For the past four days, a group of South Walton lifeguards have been training and practicing to add a personal watercraft certification to their skill set.

"'It's important for the senior guards to know and be able to lead the crew on rescues pertaining [to], you know, high surf, any kind of search and rescues, Code X kind of stuff like that," Senior Guard Meagan Ritacco said.

"This is actually based off the USLA's [United State Lifesaving Association] nation curriculum so it is nationwide. It's based off the Hawaiian Lifeguard Association is where it originated and it's been adopted for the United State Lifesaving Association," USLA trainer Glen Kuehner said.

This 40-hour course gives lifeguards the basic tools and skills necessary to utilize a jet ski as a rescue tool in case they are ever called to duty.

"Not only for their own safety, so we teach them the right ways to perform rescues out here and for us as a beach safety program, it allows us to be able to cover more ground and more areas of the beach in the water more efficiently," SWFD Lifeguard Supervisor Colin Perlaky said.

"On some of the bigger days and days where it is more extreme to get out in the surf conditions, double red flags when people aren't paying attention to the flags, this is a tool for us to be able to get out quicker, faster and sometimes be able to pick up multiple victims in terrible surf conditions," Kuehner said.

"You have an 800 pound machine that you have to control. It's not just a board or non-mechanical equipment so there is a lot of different aspects to it," Ritacco said.

Covering a total of 26 miles of beach, the advantage of using a jet ski gives them a leg up against mother nature.

"We want them to be able to be confident on the jet ski and know how it moves through the water and how to navigate the water as well as coming up to a victim and how to properly secure the victim safely and get them returned back to shore," Perlaky said.

"They're going to be able to operate it in confined spaces. They're going to be able to operate it around victims.

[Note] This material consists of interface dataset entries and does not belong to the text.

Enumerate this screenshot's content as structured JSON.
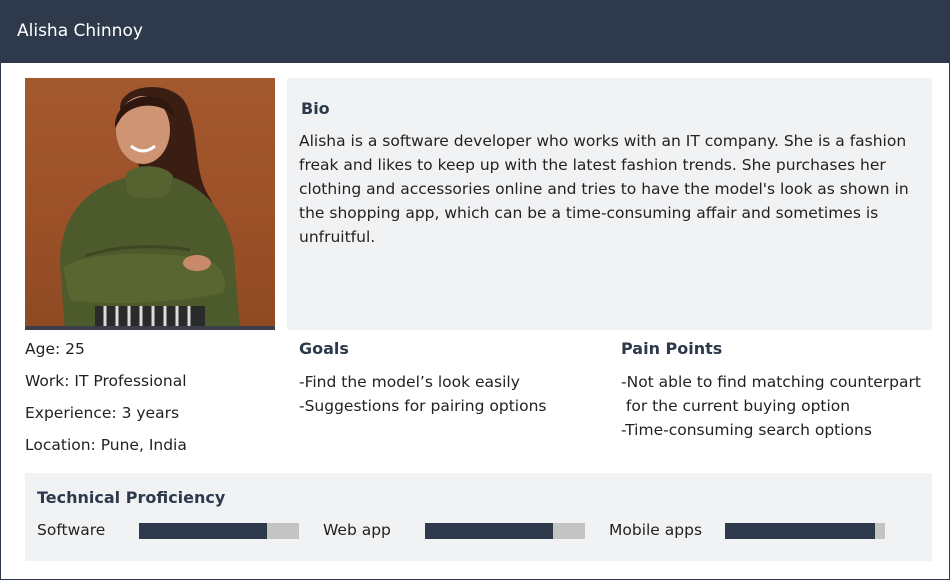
{
  "header": {
    "name": "Alisha Chinnoy"
  },
  "bio": {
    "heading": "Bio",
    "text": "Alisha is a software developer who works with an IT company. She is a fashion freak and likes to keep up with the latest fashion trends. She purchases her clothing and accessories online and tries to have the model's look as shown in the shopping app, which can be a time-consuming affair and sometimes is unfruitful."
  },
  "details": [
    "Age: 25",
    "Work: IT Professional",
    "Experience: 3 years",
    "Location: Pune, India"
  ],
  "goals": {
    "heading": "Goals",
    "items": [
      "-Find the model’s look easily",
      "-Suggestions for pairing options"
    ]
  },
  "pain_points": {
    "heading": "Pain Points",
    "items": [
      "-Not able to find matching counterpart",
      " for the current buying option",
      "-Time-consuming search options"
    ]
  },
  "technical_proficiency": {
    "heading": "Technical Proficiency",
    "skills": [
      {
        "label": "Software",
        "level": 0.8
      },
      {
        "label": "Web app",
        "level": 0.8
      },
      {
        "label": "Mobile apps",
        "level": 0.94
      }
    ]
  },
  "colors": {
    "header_bg": "#2e3a4c",
    "panel_bg": "#f1f2f4",
    "bar_fill": "#2e3a4c",
    "bar_track": "#c4c4c4"
  }
}
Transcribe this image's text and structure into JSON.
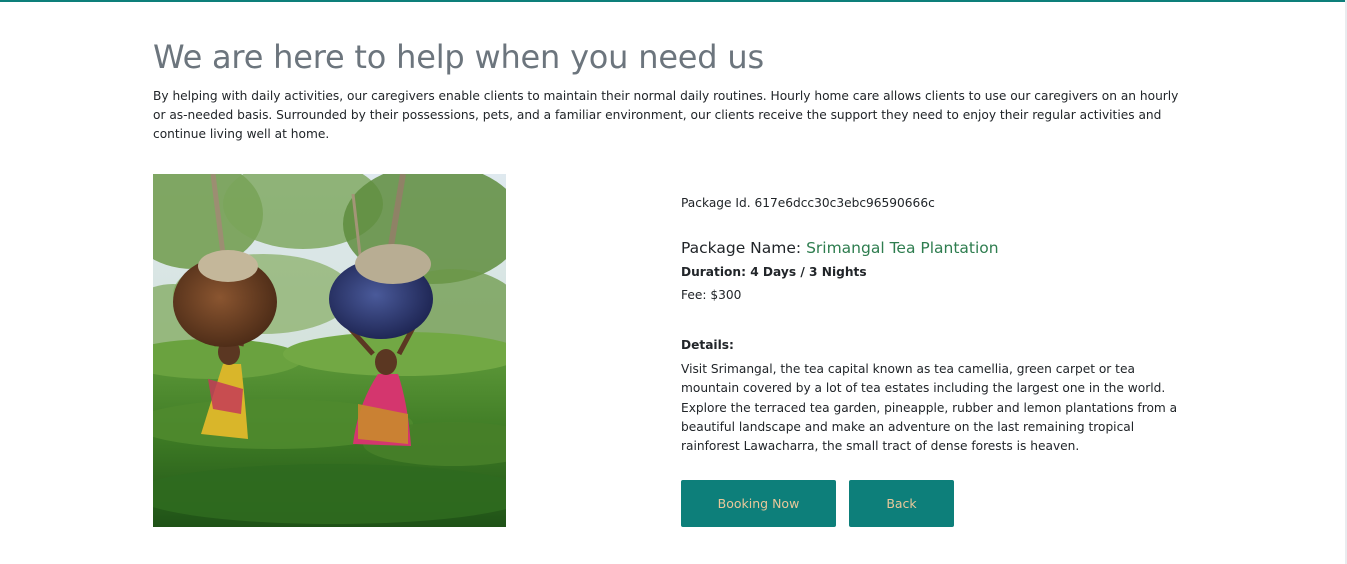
{
  "heading": "We are here to help when you need us",
  "intro": "By helping with daily activities, our caregivers enable clients to maintain their normal daily routines. Hourly home care allows clients to use our caregivers on an hourly or as-needed basis. Surrounded by their possessions, pets, and a familiar environment, our clients receive the support they need to enjoy their regular activities and continue living well at home.",
  "package": {
    "id_label": "Package Id.",
    "id_value": "617e6dcc30c3ebc96590666c",
    "name_label": "Package Name:",
    "name_value": "Srimangal Tea Plantation",
    "duration": "Duration: 4 Days / 3 Nights",
    "fee": "Fee: $300",
    "details_label": "Details:",
    "details_text": "Visit Srimangal, the tea capital known as tea camellia, green carpet or tea mountain covered by a lot of tea estates including the largest one in the world. Explore the terraced tea garden, pineapple, rubber and lemon plantations from a beautiful landscape and make an adventure on the last remaining tropical rainforest Lawacharra, the small tract of dense forests is heaven."
  },
  "buttons": {
    "booking": "Booking Now",
    "back": "Back"
  },
  "colors": {
    "accent": "#0d7f7a",
    "button_text": "#e8c79a",
    "package_name": "#2e7d4f",
    "heading": "#6c757d"
  }
}
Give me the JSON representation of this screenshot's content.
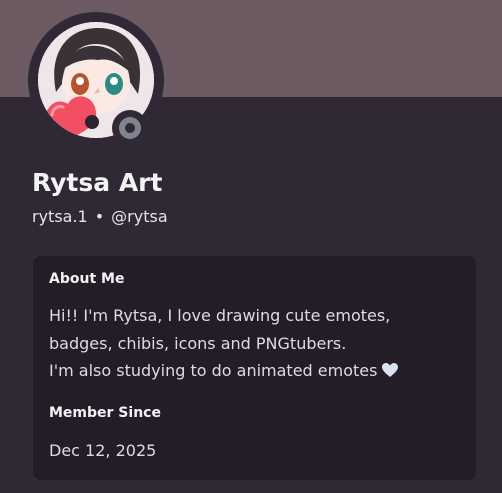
{
  "profile": {
    "display_name": "Rytsa Art",
    "username": "rytsa.1",
    "separator": "•",
    "handle": "@rytsa",
    "status": "offline"
  },
  "about": {
    "title": "About Me",
    "lines": [
      "Hi!! I'm Rytsa, I love drawing cute emotes,",
      "badges, chibis, icons and PNGtubers.",
      "I'm also studying to do animated emotes"
    ],
    "trailing_icon": "white-heart-icon"
  },
  "member": {
    "title": "Member Since",
    "date": "Dec 12, 2025"
  },
  "colors": {
    "banner": "#6b5a61",
    "card": "#302834",
    "box": "#241d27",
    "status_offline": "#80848e"
  }
}
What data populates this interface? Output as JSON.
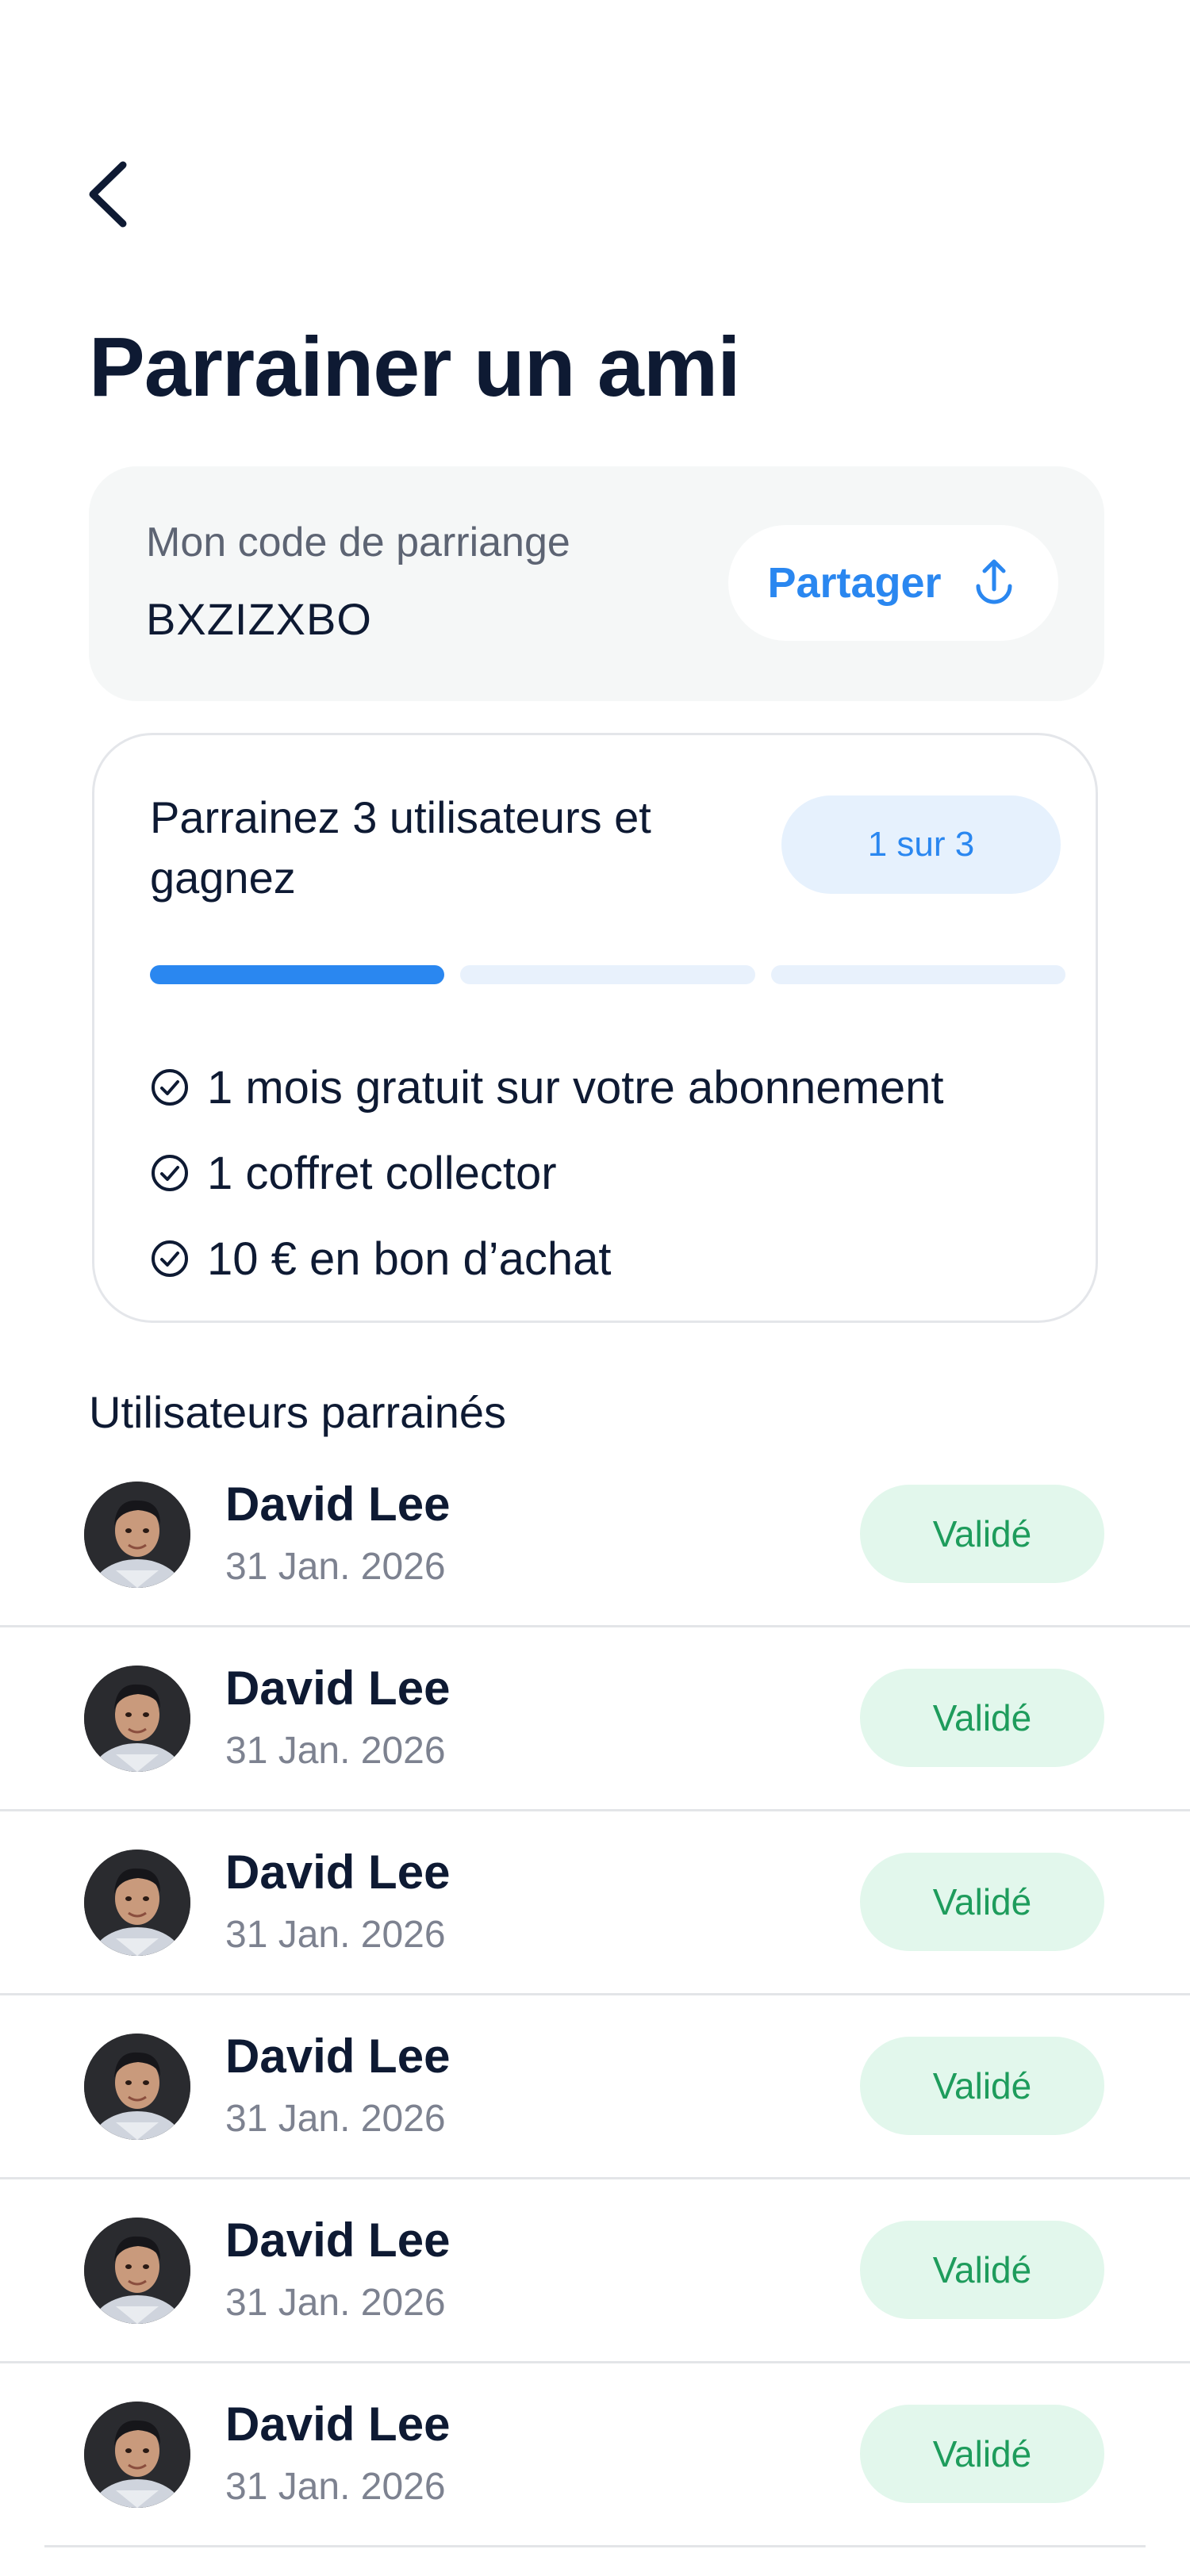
{
  "header": {
    "back_icon": "chevron-left-icon",
    "title": "Parrainer un ami"
  },
  "code_card": {
    "label": "Mon code de parriange",
    "code": "BXZIZXBO",
    "share_label": "Partager",
    "share_icon": "share-upload-icon"
  },
  "reward_card": {
    "title": "Parrainez 3 utilisateurs et gagnez",
    "progress_text": "1 sur 3",
    "progress": {
      "completed": 1,
      "total": 3
    },
    "benefits": [
      "1 mois gratuit sur votre abonnement",
      "1 coffret collector",
      "10 € en bon d’achat"
    ],
    "benefit_icon": "check-circle-icon"
  },
  "referrals": {
    "title": "Utilisateurs parrainés",
    "items": [
      {
        "name": "David Lee",
        "date": "31 Jan. 2026",
        "status": "Validé"
      },
      {
        "name": "David Lee",
        "date": "31 Jan. 2026",
        "status": "Validé"
      },
      {
        "name": "David Lee",
        "date": "31 Jan. 2026",
        "status": "Validé"
      },
      {
        "name": "David Lee",
        "date": "31 Jan. 2026",
        "status": "Validé"
      },
      {
        "name": "David Lee",
        "date": "31 Jan. 2026",
        "status": "Validé"
      },
      {
        "name": "David Lee",
        "date": "31 Jan. 2026",
        "status": "Validé"
      }
    ]
  },
  "colors": {
    "accent": "#2a87f0",
    "success": "#1e9c5c",
    "success_bg": "#e2f7ec",
    "text": "#0e1a33"
  }
}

They're going to be able to operate it from around vessels that are sinking and they may have rigging and debris floating around and their objective, obviously, is to not make any situation any worse than it already is, hopefully to correct that bad situation," Kiehner added.

Trainees said not all rescue scenarios are going to happen on nice, warm, sunny days, so although this week was cold and windy, it gave them a variation of weather conditions to prepare for.